Bad data II
By Matthew Goldstein
Bad data continues to confound the U.S. government in its measurement of the economy, with the Federal Reserve Bank of New York noting it too has been a victim.
In the Fed’s most recent report on outstanding consumer debt, the nation’s central bank said it recently discovered it had been underestimating the total dollar amount of student loan debt for a number of years. In the report, the NY Fed said some of the under-counting may have stemmed from the methodology used by one of its vendors.
The Fed said it has fixed the problem, which was a significant one. The Fed says it may have been under-estimating outstanding student loan debt by some $290 billion.
But don’t worry, the Fed indicates there’s nothing wrong with its other data collection. And on that front, the Fed said overall consumer debt at the end of the third-quarter declined by $60 billion to $11.66 trillion.
Let’s hope the Fed hasn’t been under-counting outstanding home loans and credit card debt either.
Here is the Fed’s student loan debt correction:
Revisions to Student Loan and Total Debt Balances
From the inception of the FRBNY Consumer Credit Panel, we have frequently compared the aggregate
balances reported on our sample of consumer credit reports to other publicly available sources of data. For most
categories of consumer debt, our aggregate figures are close to other public estimates and/or we are able to
understand the differences we observe. However, we came to realize that our aggregate reported student loan
balance was at the low end of the substantial range of publicly available sources.
After several months of discussions with our vendor, we have now come to understand the source of this difference.
The revisions to the data are fairly substantial: as of our August report, 2011Q2 student loan balances were
reported at $550 billion.
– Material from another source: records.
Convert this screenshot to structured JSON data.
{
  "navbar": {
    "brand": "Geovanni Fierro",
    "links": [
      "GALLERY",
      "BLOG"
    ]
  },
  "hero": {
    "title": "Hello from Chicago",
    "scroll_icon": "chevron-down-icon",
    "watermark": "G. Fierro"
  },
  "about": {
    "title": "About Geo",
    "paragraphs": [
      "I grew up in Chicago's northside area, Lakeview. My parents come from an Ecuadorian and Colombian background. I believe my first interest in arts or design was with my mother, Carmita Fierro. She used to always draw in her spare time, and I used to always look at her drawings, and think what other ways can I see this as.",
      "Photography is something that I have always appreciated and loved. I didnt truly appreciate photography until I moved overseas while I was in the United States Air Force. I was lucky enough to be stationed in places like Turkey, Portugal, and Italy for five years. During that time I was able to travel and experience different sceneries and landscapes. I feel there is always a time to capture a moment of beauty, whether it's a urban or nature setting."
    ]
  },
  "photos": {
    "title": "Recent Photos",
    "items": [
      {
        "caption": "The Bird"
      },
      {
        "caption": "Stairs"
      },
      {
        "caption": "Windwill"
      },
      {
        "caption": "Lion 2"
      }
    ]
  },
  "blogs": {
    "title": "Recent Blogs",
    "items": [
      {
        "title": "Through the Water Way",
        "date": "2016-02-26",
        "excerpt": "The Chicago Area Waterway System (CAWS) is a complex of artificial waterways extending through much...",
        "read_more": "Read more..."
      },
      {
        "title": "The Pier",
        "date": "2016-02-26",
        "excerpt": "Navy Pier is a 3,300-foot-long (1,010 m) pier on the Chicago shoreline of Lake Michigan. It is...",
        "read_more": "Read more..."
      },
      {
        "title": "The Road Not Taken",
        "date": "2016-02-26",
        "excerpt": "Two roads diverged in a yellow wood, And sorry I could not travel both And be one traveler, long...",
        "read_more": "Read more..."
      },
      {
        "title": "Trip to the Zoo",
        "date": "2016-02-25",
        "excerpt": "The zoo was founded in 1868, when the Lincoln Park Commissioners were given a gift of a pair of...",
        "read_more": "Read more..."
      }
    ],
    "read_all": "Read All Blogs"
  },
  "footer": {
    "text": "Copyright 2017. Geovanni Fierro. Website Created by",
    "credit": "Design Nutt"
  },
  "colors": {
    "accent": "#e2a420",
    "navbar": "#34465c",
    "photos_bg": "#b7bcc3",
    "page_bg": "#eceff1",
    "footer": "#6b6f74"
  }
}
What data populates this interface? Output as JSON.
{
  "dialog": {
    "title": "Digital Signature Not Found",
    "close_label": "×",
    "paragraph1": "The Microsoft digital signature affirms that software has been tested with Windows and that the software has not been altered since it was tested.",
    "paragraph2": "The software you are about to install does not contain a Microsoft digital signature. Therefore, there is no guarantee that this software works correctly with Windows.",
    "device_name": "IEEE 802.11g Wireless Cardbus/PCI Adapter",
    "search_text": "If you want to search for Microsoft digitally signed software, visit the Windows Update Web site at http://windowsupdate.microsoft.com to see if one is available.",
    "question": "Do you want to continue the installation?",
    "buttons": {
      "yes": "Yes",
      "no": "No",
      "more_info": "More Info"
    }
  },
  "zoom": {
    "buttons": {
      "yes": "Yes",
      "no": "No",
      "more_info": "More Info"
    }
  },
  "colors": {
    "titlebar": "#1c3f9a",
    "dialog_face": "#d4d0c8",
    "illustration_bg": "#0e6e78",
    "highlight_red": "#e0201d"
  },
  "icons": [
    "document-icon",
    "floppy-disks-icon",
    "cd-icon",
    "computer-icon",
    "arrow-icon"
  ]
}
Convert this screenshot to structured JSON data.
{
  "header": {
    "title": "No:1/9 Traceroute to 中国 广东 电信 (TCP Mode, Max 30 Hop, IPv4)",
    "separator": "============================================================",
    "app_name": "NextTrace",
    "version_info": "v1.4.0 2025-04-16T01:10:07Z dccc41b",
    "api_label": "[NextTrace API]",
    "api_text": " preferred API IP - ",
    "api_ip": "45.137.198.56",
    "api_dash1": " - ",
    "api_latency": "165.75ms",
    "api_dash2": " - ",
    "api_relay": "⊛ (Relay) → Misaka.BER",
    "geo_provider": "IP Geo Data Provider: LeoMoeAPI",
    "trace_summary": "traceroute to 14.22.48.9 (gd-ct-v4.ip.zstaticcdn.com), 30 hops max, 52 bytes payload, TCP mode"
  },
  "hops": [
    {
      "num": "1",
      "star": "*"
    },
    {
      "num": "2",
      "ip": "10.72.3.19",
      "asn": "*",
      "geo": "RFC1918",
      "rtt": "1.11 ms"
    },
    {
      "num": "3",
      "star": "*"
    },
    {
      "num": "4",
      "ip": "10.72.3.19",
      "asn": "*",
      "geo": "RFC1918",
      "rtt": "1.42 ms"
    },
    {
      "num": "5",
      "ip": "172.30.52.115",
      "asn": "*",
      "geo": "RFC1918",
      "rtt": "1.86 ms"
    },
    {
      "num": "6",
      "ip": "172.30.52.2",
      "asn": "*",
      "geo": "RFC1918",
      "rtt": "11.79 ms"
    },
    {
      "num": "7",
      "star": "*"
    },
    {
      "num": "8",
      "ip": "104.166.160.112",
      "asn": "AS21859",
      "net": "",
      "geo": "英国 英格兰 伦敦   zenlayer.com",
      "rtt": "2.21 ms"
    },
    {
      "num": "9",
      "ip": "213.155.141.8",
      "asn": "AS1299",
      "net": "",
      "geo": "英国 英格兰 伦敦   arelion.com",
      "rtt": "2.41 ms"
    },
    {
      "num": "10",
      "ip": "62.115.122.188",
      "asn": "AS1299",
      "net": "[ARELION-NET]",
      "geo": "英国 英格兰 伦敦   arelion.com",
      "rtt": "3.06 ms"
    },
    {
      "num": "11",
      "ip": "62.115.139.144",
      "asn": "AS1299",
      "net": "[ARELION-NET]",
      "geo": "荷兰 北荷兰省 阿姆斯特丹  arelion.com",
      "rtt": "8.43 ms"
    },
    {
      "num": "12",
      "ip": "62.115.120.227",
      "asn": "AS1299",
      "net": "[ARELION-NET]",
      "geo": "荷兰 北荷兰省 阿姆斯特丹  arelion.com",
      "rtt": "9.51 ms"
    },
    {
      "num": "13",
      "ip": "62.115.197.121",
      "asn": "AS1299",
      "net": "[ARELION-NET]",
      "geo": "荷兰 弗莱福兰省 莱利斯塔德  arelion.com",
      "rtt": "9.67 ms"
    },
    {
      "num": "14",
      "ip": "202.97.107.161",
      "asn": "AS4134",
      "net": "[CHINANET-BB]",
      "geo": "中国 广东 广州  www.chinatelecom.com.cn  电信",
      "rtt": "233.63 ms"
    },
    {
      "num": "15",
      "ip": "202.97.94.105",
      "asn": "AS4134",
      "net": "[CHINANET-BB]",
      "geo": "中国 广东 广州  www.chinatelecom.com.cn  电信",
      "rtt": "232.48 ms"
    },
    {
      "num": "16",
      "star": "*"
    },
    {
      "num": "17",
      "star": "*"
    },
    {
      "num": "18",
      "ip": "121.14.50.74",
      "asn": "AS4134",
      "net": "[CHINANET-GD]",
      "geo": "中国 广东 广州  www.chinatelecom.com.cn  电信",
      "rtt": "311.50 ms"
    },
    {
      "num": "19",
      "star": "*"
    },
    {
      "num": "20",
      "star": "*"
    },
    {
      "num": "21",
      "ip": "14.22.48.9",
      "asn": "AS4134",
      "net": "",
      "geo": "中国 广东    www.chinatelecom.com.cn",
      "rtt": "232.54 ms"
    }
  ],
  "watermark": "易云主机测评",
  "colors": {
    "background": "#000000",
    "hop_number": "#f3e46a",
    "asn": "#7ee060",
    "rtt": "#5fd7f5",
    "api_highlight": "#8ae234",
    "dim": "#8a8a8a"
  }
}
We now estimate that student loans outstanding in that quarter (2011Q2) amounted to
$845 billion, $290 billion or 53.7% higher than we reported earlier.